Since its inception, the school has already distinguished itself in hosting Master Class workshops by Dr. Jenny Donelson, in singing many of the Gregorian propers once a month at the Cathedral's Saturday Vigil Masses, in featuring the Te Deum and Alleluia Iuravit Dominus at our diocesan priestly ordinations, and this August in singing the Solemn First Vespers of the Assumption. In the same spirit the Cathedral has also adopted a newly published Latin Mass Hymnal designed specifically for the Novus Ordo Mass, and uses this hymnal for its Saturday Vigil Masses (please see details on this special hymnal below).
As co-founder of the Cathedral Chant School, I hope that my own personal journey will inspire others. I knew nothing about our heritage of early sacred music until my first visit to the tiny chapel of my alma mater, Thomas Aquinas College. I did not know how to sing, or to read a note of music. When I heard the unassuming melodies of Gregorian Chant and the subtle harmonies of sacred polyphony entwine their silky strains with the Liturgy, I was moved toward contemplation in a way that was new to me. Since then I have seized every opportunity to learn and sing this music.
Although I do not have a degree in music, or a previous background in directing a chant schola, I was still chosen to co-found the Cathedral Chant School. What I do have to offer is a strong background in cantoring (especially at the Cathedral), ten years of chanting experience, some semiological studies under a previous schola director, and attendance at the Sacred Music Colloquium and at an advanced Gregorian chant study week in Solesmes, France. And, of course, I bring a strong passion for what I do.
Just as in the case of Moses, God chooses as instruments people who least expect it. Slow of speech and slow of tongue, Moses was called by God to free His people from the shackles and miseries of the land of Egypt. Through the grace of God, Moses succeeded in his task, and freed God's people to worship their Maker in a more befitting way. Today we musicians are called as Moses was called. The People of God need to be freed for contemplation of the heart of God, and our ancient musical heritage is uniquely capable of leading us toward this encounter with the divine.
For updates on the Cathedral Chant School, please visit our Facebook fan page, or email email@example.com to be added to our email list.
A binder which provides an overview of the development, structure, and curriculum of the Cathedral Chant School is now available. Included are a copy of the Latin Mass Hymnal, our starter folder, and 100 highly organized pages of proposals, fliers, schedules, class handouts, and lesson plans.
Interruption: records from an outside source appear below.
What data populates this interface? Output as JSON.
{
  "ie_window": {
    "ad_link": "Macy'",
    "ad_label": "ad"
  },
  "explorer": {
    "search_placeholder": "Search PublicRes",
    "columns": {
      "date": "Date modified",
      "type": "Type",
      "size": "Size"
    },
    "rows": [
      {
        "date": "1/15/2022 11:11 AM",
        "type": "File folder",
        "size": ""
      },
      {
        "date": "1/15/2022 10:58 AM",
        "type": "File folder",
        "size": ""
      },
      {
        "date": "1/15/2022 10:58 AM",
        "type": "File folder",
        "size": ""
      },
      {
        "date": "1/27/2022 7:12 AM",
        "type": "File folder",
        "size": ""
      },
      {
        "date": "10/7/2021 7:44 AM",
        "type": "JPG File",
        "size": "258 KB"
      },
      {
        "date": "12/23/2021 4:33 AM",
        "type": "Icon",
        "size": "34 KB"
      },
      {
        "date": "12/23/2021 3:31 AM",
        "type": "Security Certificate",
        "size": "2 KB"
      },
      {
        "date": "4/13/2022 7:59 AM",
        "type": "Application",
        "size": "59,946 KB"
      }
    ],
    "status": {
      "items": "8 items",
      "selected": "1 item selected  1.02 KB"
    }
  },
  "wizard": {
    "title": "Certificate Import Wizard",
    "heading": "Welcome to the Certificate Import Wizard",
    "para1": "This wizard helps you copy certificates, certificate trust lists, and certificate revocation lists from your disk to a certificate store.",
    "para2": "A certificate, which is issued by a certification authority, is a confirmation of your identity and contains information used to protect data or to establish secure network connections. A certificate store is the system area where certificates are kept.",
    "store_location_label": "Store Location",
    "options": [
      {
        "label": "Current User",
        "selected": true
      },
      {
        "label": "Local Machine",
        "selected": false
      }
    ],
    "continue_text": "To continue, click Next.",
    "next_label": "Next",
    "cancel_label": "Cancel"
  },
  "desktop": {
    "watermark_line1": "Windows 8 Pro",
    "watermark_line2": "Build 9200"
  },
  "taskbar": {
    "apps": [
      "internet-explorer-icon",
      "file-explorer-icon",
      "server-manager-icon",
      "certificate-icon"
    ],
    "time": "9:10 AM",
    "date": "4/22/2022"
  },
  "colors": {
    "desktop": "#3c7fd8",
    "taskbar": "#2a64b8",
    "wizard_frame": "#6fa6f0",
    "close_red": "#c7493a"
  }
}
If you are interested in a copy, please send a $30 check payable to Angela Manney, Office of Sacred Music, 613 NE Jefferson, Peoria, IL 61603.
The Latin Mass Hymnal: A Concise Guide to the Novus Ordo Mass for Catholic Parishes is now available for use. This hymnal was developed by volunteers dedicated to providing a low cost, educational tool for parishes that are re-introducing Latin and Gregorian chant. The current version has several features that aid and encourage congregational participation including (a) side by side Latin and English translations for the Order of the Mass, (b) chant in modified standard notation for all responses and ordinaries, (c) 35 chants in both Gregorian and standard notation along with guides to Gregorian chant notation and Latin pronunciation, and (e) literal translations directly below music text. A compact disc with recordings by a cantor is also available for parishioners interested in learning at home. Approximate cost is $3.00 per copy. Contact Candy Bartoldus (firstname.lastname@example.org) or Fr. Paul Dudzinski (540-675-3432).